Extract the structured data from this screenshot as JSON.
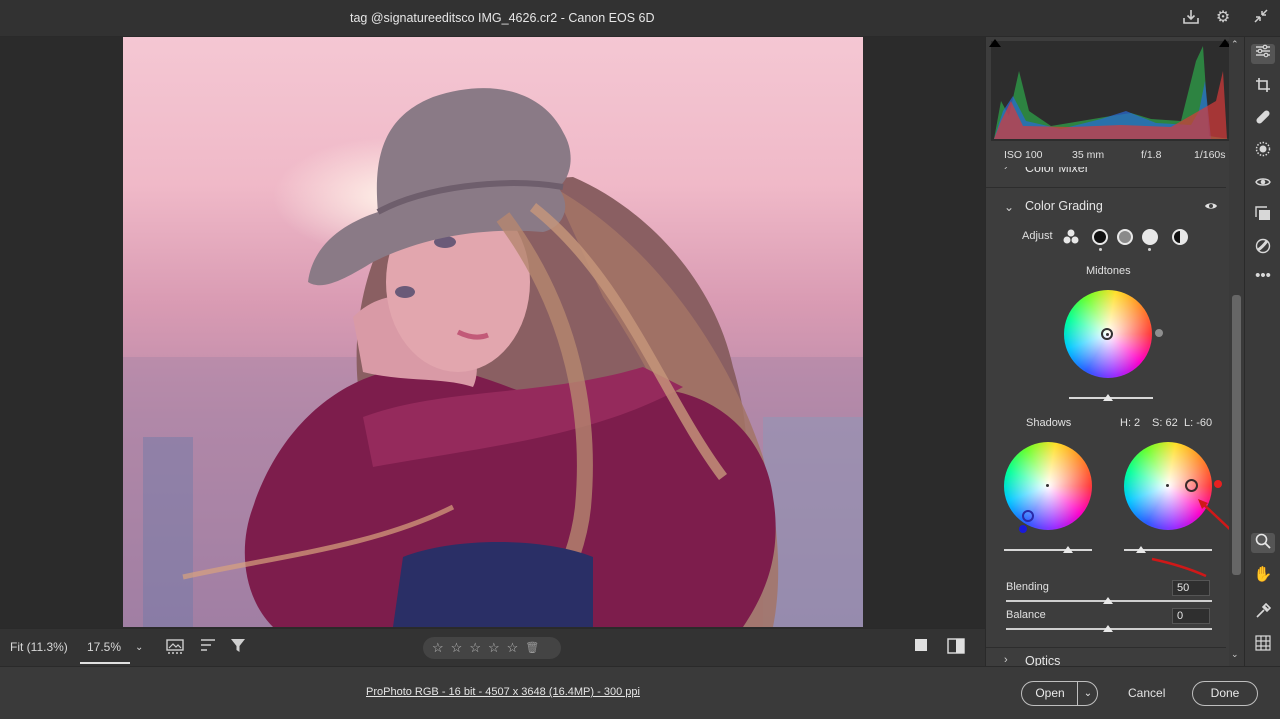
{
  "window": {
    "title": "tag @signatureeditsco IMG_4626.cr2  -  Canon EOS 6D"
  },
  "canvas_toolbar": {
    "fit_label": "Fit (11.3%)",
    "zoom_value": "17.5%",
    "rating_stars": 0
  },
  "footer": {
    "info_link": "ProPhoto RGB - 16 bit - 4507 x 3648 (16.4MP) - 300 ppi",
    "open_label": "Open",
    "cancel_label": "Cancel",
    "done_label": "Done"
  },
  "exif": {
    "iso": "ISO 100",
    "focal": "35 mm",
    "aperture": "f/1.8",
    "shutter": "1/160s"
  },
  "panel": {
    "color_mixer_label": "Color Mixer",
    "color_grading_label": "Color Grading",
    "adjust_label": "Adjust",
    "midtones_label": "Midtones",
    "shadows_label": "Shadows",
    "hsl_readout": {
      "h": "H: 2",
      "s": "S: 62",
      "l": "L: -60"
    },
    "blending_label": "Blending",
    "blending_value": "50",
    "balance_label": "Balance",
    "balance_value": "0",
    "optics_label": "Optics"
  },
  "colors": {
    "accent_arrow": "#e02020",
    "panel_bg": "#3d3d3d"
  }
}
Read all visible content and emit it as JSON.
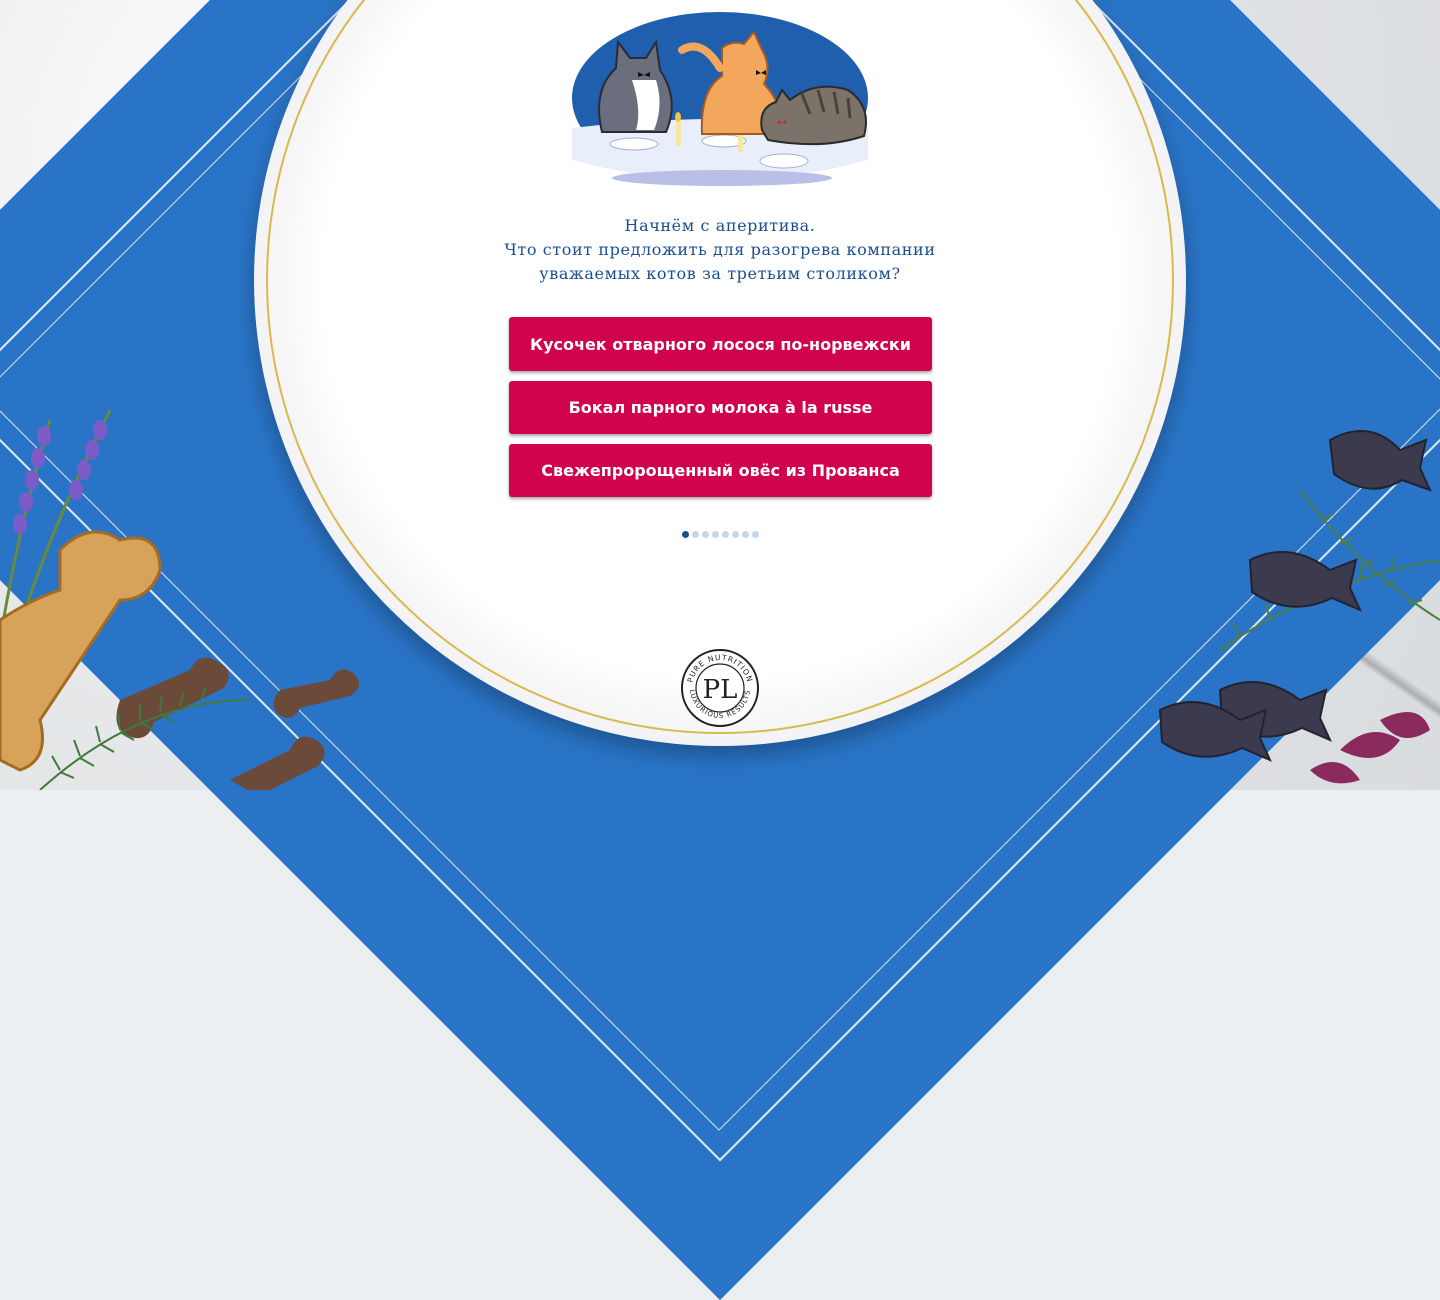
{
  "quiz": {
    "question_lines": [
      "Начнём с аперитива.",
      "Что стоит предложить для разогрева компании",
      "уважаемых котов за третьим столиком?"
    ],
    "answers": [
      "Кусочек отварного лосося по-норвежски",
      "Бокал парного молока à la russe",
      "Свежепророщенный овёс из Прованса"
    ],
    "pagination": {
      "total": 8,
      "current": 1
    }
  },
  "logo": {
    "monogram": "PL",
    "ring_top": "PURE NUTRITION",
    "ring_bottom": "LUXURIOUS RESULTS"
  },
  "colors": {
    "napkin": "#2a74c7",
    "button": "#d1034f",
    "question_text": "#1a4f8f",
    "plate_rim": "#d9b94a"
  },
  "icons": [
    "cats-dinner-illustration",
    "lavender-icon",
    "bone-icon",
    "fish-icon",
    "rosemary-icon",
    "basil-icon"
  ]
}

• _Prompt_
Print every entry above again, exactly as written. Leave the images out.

• _Exercise solution_
Extract the structured data from this screenshot as JSON.
{
  "window": {
    "title": "tag @signatureeditsco IMG_4626.cr2  -  Canon EOS 6D"
  },
  "canvas_toolbar": {
    "fit_label": "Fit (11.3%)",
    "zoom_value": "17.5%",
    "rating_stars": 0
  },
  "footer": {
    "info_link": "ProPhoto RGB - 16 bit - 4507 x 3648 (16.4MP) - 300 ppi",
    "open_label": "Open",
    "cancel_label": "Cancel",
    "done_label": "Done"
  },
  "exif": {
    "iso": "ISO 100",
    "focal": "35 mm",
    "aperture": "f/1.8",
    "shutter": "1/160s"
  },
  "panel": {
    "color_mixer_label": "Color Mixer",
    "color_grading_label": "Color Grading",
    "adjust_label": "Adjust",
    "midtones_label": "Midtones",
    "shadows_label": "Shadows",
    "hsl_readout": {
      "h": "H: 2",
      "s": "S: 62",
      "l": "L: -60"
    },
    "blending_label": "Blending",
    "blending_value": "50",
    "balance_label": "Balance",
    "balance_value": "0",
    "optics_label": "Optics"
  },
  "colors": {
    "accent_arrow": "#e02020",
    "panel_bg": "#3d3d3d"
  }
}
Read all visible content and emit it as JSON.
{
  "quiz": {
    "question_lines": [
      "Начнём с аперитива.",
      "Что стоит предложить для разогрева компании",
      "уважаемых котов за третьим столиком?"
    ],
    "answers": [
      "Кусочек отварного лосося по-норвежски",
      "Бокал парного молока à la russe",
      "Свежепророщенный овёс из Прованса"
    ],
    "pagination": {
      "total": 8,
      "current": 1
    }
  },
  "logo": {
    "monogram": "PL",
    "ring_top": "PURE NUTRITION",
    "ring_bottom": "LUXURIOUS RESULTS"
  },
  "colors": {
    "napkin": "#2a74c7",
    "button": "#d1034f",
    "question_text": "#1a4f8f",
    "plate_rim": "#d9b94a"
  },
  "icons": [
    "cats-dinner-illustration",
    "lavender-icon",
    "bone-icon",
    "fish-icon",
    "rosemary-icon",
    "basil-icon"
  ]
}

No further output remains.